Sally Atwater, 42, Lee’s widow, still finds it hard to accept that he is gone. “There’s not a minute that goes by that I don’t think about him,” she says. Before Lee collapsed in March 1990 at a fund-raising breakfast in Washington, D.C., learning later that week he had an inoperable brain tumor, the Atwaters were living out their dream. He had been named Republican National Committee chairman, achieving a lifelong ambition. The couple lived in a three-story brick colonial house in Washington, and Sally delighted in her full-lime role as supportive wife and mother. Now she faces the challenge of raising, alone, their three children: Sarah Lee, 12, Ashley, 7, and Sally Theodosia, 2. “One of the first times I got really upset after Lee died was when we had a new light fixture put in downstairs,” she says. “Ashley said, ‘Gosh, Daddy won’t get to see the new light.’ For some reason that hit me hard.”

Politics has helped fill some of the void for Sally. She rallied the party faithful as a speaker at the Republican National Convention in August and was sealed in the same row as Barbara Bush at the first presidential debate three weeks ago. In the meantime, the Atwaters’ D.C. home has remained a gathering place for the GOP elite. Top campaign strategists Mary Matalin and Charles Black drop by for potluck dinner and to reminisce about Lee, who moonlighted as a blues guitarist. “It’s an extended family,” says Sally. An elephant-shaped guitar is one of the mementos of Lee in the family room, which Sally has turned into command central for her work as chairman of Leader PAC, a fund-raising organization for Republican women candidates that has generated almost a quarter of a million dollars.

Her primary concern, though, is taking care of her three children, who still have a hard time comprehending Lee’s absence. “I don’t have a daddy,” Sally, a toddler, occasionally blurts. “That’s right,” her mother gently replies. “But your daddy loved you very much.” The oldest daughter, Sarah, has a father-daughter dance coming up this spring, and Sally is worried. “Do I find a friend to take her, or does she not go?” wonders Sally. “I know she’ll feel different, and I know how hard that is on a teenager.”

As for herself, Sally says there is no new man in her life. “There can only be one Lee Atwater,” she says. Sally and Lee met in 1973, when she was an intern for South Carolina’s Sen. Strom Thurmond and Lee was head of a national group of college Republicans. For their first date, Lee borrowed a boat from George Bush, then Republican National Committee chairman. “Lee took the wheel, and we got caught by the Coast Guard for speeding on the Potomac,” Sally recalls. “I thought, ‘This guy needs somebody to take care of him.’ ” They married five years later.

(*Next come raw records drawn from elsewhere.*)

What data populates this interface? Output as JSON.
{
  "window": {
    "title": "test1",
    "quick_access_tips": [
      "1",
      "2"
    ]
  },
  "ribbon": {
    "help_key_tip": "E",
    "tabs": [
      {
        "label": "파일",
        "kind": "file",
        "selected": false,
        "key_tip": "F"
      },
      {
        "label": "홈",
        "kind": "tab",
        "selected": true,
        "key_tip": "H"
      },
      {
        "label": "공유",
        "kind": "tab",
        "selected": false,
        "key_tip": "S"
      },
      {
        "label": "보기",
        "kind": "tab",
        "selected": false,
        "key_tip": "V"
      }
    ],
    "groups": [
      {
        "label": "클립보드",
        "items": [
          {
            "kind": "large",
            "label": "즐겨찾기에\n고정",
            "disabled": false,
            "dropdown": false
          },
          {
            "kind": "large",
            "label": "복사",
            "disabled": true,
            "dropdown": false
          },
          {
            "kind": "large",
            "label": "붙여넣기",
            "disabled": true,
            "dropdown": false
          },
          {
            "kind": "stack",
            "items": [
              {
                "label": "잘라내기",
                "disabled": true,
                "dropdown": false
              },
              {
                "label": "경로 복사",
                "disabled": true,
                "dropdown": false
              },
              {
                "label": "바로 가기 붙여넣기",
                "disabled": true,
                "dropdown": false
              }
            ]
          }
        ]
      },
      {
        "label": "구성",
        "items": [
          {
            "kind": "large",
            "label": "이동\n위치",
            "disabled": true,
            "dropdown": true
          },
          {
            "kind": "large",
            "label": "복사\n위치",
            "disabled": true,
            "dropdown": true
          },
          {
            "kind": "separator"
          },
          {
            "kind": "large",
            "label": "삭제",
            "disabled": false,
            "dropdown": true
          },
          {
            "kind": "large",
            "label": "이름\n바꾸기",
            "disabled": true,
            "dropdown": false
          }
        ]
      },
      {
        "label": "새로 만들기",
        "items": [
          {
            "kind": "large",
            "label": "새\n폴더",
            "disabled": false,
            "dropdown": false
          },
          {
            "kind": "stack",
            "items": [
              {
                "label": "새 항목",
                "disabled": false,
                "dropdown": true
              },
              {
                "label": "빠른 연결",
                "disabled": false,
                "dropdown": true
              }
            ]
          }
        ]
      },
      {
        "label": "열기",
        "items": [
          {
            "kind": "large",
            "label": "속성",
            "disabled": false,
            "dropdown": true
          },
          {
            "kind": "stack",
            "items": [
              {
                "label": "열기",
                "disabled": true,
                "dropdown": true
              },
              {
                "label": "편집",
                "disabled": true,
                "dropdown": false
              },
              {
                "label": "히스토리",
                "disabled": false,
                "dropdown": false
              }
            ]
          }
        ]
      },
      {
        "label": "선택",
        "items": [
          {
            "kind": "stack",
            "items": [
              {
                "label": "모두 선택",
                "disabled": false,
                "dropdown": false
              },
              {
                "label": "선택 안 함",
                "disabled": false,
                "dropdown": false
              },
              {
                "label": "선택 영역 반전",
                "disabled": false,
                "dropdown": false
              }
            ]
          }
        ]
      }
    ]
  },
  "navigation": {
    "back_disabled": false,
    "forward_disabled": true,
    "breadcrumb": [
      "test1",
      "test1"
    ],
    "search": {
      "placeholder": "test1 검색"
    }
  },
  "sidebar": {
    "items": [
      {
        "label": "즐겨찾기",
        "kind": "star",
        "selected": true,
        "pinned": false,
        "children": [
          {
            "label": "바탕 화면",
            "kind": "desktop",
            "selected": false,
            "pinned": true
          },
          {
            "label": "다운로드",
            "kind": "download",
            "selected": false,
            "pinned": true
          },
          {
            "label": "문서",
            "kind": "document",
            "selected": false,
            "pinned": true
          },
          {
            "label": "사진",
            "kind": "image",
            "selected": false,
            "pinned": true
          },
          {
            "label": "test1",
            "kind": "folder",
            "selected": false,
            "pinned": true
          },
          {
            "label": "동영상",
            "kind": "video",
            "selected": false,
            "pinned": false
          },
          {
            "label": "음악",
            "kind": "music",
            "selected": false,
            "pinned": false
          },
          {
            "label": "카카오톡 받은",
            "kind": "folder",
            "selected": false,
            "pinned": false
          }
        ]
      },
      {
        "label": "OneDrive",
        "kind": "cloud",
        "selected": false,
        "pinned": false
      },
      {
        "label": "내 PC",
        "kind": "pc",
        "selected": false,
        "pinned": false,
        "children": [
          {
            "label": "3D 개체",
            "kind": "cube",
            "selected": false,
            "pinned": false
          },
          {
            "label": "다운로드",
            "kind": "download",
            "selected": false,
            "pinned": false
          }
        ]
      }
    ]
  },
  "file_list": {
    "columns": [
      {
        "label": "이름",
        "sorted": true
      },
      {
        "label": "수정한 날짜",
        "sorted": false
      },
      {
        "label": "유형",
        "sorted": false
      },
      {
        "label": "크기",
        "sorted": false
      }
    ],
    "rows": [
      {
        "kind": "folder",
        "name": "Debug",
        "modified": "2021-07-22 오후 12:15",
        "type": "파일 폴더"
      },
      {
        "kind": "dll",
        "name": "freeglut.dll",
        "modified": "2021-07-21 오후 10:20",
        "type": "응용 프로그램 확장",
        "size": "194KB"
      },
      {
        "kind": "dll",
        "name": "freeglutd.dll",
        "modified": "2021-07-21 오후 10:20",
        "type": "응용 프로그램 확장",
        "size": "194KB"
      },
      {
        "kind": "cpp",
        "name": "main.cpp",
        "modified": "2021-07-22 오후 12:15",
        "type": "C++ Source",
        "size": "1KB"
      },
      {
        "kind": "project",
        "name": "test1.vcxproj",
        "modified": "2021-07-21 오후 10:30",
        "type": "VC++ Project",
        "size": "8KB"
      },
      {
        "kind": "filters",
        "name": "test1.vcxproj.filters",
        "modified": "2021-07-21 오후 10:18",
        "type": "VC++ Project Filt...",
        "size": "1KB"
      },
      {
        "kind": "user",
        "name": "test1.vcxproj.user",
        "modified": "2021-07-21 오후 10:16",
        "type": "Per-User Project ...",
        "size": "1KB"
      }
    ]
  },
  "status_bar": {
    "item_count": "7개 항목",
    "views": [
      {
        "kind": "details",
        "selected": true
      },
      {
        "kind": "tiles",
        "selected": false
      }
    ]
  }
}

When Lee fell ill in 1990, Sally was seven months pregnant and had to battle her feeling of helplessness. “I’d seen him through campaigns,” she says. “But this was life and death.” As Lee bravely fought the cancer, the birth of baby Sally inspired the family. “She kept us going,” Sally says. “With a new baby, you don’t have one minute to think.” In a final act of courage before his death, Lee publicly apologized to Michael Dukakis for, in 1988, having conceived the ads that made murderer-rapist Willie Horton “his running mate.” “I committed myself to the Golden Rule,” Atwater explained to LIFE magazine. “That meant coming to terms with some of the less than virtuous acts in my life.”

Atwater died at the George Washington University Hospital. Sally insisted that her husband be buried in his jogging suit because “that was typical Lee.” In his hands she placed a photo of their three daughters and a copy of Red Hot & Blue, a 1989 album he cut with B.B. King. In the period since, Sally has avoided listening to the album and has taken the kids to visit the grave in Columbia, S.C., just once. “If I sat there and cried, it would be tough for them,” she explains. Most of all, Sally is conscious of how quiet it is without Lee. “He was enthralled with life,” she says. “Five minutes with Lee was like a lifetime with someone else.”


LINDA KRAMER in Washington, D.C., and Columbia